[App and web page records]
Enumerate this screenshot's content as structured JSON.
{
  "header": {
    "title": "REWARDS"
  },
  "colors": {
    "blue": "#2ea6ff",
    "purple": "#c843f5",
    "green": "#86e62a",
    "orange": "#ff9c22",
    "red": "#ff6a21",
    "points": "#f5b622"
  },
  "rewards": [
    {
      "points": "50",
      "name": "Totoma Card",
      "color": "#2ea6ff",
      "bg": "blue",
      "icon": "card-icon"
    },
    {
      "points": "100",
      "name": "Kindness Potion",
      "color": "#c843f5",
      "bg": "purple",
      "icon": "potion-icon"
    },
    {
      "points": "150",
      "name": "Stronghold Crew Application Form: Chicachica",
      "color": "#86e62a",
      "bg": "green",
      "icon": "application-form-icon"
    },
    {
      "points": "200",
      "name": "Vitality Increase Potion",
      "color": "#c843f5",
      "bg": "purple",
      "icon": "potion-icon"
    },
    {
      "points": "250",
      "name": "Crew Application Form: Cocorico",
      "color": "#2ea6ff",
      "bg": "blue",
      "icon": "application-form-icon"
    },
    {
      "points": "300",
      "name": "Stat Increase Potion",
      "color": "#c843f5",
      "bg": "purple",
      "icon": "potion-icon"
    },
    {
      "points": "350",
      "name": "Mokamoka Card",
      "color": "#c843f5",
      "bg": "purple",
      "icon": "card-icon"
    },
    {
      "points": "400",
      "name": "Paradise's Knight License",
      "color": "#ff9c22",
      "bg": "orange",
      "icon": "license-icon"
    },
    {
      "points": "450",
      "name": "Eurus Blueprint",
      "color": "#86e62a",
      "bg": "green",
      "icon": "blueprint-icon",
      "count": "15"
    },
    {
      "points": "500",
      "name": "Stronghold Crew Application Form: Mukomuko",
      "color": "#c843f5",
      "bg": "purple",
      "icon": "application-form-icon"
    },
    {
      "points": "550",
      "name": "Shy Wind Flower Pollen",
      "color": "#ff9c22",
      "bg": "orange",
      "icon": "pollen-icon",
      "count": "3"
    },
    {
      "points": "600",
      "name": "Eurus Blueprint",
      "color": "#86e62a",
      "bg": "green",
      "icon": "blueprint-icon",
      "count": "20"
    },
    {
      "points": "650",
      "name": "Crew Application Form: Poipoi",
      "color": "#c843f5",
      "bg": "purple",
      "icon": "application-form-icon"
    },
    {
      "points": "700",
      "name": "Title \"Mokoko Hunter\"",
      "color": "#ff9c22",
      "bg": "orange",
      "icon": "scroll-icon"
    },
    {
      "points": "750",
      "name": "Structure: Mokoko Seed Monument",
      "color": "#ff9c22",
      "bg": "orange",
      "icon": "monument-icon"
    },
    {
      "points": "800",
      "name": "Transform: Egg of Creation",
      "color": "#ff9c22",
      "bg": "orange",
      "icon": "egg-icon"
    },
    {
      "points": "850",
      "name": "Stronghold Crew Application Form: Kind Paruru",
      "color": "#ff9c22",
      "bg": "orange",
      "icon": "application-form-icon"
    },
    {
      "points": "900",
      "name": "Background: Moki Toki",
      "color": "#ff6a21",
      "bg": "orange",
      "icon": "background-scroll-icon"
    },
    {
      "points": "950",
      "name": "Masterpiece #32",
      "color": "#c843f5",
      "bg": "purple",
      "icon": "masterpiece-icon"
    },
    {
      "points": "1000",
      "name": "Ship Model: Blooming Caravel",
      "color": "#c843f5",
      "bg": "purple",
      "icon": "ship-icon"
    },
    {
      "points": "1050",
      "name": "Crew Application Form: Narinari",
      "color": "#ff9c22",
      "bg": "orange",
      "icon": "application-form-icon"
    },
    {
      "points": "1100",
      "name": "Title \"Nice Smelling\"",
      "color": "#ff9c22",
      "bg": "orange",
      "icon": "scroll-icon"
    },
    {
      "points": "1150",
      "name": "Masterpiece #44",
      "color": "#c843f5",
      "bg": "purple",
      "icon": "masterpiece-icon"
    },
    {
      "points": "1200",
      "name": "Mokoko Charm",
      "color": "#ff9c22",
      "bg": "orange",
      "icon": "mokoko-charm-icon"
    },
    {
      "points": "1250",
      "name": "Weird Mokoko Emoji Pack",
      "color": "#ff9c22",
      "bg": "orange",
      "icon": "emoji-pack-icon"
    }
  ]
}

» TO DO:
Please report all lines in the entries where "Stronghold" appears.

» REPLY TO THE EXERCISE:
      "name": "Stronghold Crew Application Form: Chicachica",
      "name": "Stronghold Crew Application Form: Mukomuko",
      "name": "Stronghold Crew Application Form: Kind Paruru",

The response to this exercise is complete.